Although the Capital is 100-year-old on the map of the world, the etymology of the word ‘Delhi’ is still wrapped in various tales. The most popular being: it is derived from Dilli, a corrupt version of dehleez or dehali (meaning threshold). This made the city’s name symbolic of a place which is the gateway to the Indo-Gangetic plain. But, like there is always another side to every story, few know that Delhi could have also derived its name from the legend of king Anangapala II ­— who erected an iron pillar with a weak foundation. Because of the king’s lack of confidence, the pillar and his kingdom were thereafter considered dheela (meaning loose). Read on to know stories behind names of various places in Delhi...
Constructed in 1933, CP was named after Duke of Connaught (Arthur, son of Queen Victoria and Prince Albert) to honour him on his visit to Delhi. Interestingly, CP doesn’t have ‘I’ and ‘O’ blocks! The reason behind that is because they are likely to be confused with the numerical 1 and 0!
Named after a Marathi word ‘chawri’ (meeting place), here, a ‘sabha’ would take place in front of a noble’s home, who’d try settling matters. Another legend is that people used to gather here to see vaishyaas dance, giving them ‘chavannis’ and thus, the term ‘chavannis’ evolved to ‘chawri’.
The charge of relocating the people of Raisina village to make way for the grand edifices of state to come up along Rajpath was given to a British officer named Young, who was the deputy commissioner of Delhi. The colony where he resettled these people was called ‘Youngpura’, which was later colloquialised as Jangpura.

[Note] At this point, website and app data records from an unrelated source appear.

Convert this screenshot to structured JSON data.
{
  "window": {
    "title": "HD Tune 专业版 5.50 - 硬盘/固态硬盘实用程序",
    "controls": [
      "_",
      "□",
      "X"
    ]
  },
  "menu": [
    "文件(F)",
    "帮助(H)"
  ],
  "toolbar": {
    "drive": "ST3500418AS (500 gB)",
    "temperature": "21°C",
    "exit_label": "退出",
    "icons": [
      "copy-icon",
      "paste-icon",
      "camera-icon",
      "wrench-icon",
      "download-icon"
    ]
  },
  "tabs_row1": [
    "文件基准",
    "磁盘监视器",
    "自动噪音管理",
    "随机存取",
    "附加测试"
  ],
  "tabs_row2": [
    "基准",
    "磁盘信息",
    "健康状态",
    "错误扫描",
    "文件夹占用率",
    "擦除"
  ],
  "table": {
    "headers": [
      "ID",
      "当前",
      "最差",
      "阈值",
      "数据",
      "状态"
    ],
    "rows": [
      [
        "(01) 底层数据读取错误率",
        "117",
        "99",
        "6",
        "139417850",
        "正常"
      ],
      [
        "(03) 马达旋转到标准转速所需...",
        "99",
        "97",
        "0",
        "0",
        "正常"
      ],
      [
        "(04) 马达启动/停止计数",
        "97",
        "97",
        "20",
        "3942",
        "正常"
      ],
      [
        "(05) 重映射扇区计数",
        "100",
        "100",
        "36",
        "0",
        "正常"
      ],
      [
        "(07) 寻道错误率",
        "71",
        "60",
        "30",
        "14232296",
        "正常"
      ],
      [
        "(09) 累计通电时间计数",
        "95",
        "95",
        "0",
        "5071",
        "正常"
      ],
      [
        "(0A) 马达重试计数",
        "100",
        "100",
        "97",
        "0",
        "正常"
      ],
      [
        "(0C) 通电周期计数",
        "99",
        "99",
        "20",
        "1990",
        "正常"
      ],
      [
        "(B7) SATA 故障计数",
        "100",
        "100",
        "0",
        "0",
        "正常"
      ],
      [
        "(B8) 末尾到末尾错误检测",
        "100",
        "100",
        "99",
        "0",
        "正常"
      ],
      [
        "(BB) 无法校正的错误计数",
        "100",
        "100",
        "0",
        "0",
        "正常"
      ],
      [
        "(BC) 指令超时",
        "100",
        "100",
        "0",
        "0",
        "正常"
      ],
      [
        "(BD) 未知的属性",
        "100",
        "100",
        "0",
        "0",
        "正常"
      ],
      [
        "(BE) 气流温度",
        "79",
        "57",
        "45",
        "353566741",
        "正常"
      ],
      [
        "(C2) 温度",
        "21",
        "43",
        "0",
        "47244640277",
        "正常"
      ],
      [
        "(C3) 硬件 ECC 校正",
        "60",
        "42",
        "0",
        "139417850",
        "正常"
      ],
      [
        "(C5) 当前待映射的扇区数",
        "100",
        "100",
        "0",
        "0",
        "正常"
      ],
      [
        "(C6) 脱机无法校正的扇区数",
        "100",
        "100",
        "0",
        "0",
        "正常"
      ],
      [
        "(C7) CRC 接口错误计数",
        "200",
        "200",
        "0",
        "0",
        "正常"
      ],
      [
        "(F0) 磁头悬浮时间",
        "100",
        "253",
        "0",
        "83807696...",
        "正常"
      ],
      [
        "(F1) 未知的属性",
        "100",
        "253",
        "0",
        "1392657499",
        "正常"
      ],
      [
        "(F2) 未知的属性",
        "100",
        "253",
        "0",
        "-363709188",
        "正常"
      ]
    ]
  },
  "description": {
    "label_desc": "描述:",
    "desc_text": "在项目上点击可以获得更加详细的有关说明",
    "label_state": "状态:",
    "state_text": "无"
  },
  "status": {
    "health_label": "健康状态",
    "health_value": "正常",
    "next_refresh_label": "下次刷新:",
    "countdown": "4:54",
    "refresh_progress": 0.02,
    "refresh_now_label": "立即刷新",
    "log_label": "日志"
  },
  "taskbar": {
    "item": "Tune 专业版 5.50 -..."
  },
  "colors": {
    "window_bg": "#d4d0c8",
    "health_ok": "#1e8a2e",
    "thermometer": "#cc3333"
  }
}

As the story goes, Nizamuddin blessed one of his most loved disciples so that he could light lamps with water instead of oil in the neighbouring village. After accomplishment of this feat, his disciple Naseeruddin was named ‘Chirag’, and the area was named Chirag Dilli. (Chirag means ‘lamp’).
The name is the spoilt version of Yantra Mantra — which means instruments and formulae. One of the five places built by Maharaja Jai Singh II of Jaipur, it came into being after Mughal emperor Muhammad Shah gave the former the task of revising the calendar and astronomical tables. The monument has 13 architectural and astronomy instruments.
In Urdu, Shahdara means ‘door of kings’. The origin of the name lies in two Persian words: ‘Shah’ meaning kings and ‘Dara’ meaning a door. There is another legend: “Shahdara has originated from ‘shahi dara or dariya’. It was near a ‘dariya’ — Yamuna river, and goods came to Delhi through this river. In fact, there are other places in India which were named Shahdara as well because of the same reason.
There were five brothels in Delhi earlier. Garstin, a British commissioner, unified them into one red-light area. It was named after him: Garstin Bastion Road/GB Road. “GB Road was named after Garstin. It was a place where ‘mujras’ happened. In fact, there were three places to view mujras from, for different classes- Qutub Road for lower, GB Road for middle and Chawri Bazaar for the higher classes,” says Satish Sundra, a shop owner.
According to the legend of Ala-ud-Din Khilji’s war exploits, the name Siri given to the fort was because the foundation of the fort was built on severed heads (‘sir’ means head in Hindi) of about 8,000 Mongol soldiers killed in the war.“Khilji defeated the Mongols. The soldiers were beheaded, and their heads were used in the foundation of the Siri Fort. The remains of the fort still remain for all to see”, says Om Prakash Tanwar, owner, Siri Fort Associates.
Named after the boatsmen of the Mughal era, ‘Balli’ is a hindi word meaning ‘oars of a boat’ and ‘Maran’ means ‘the act of steering oars’. “In Mughal era, boats were used for transportation between Red Fort and Fatehpuri mosque. However, in what is now Ballimaran, streets were too small for a boat to navigate. That is why ballis were used instead. And that’s how Ballimaran got its name”, says Muhammed Masir, 61, president, RWA Ballimaran.
Mehrauli was earlier known as Mihirawali, which means ‘Home of Mihir’, and was founded by King Mihir Bhoja of the Gurjara-Pratihara Dynasty. Another legend is that the name Mehrauli is attributed to Mehrawali Mai (Mehr means Blessings), whose temple is right next to Bhool Bhulaiyya (Adam Khan’s tomb), as one enters Mehrauli. “The Muslims in Mehrauli believe that the name comes from Mehr-e-wali, where ‘mehr’ means blessings and ‘wali’ is an Arabic word meaning ‘custodian’, ‘protector’ or ‘helper’ — thus, a holy man. However, the Hindus here attribute the name to ‘Mehrawali Mai’,” says Raman Lamba, SHO, Mehrauli.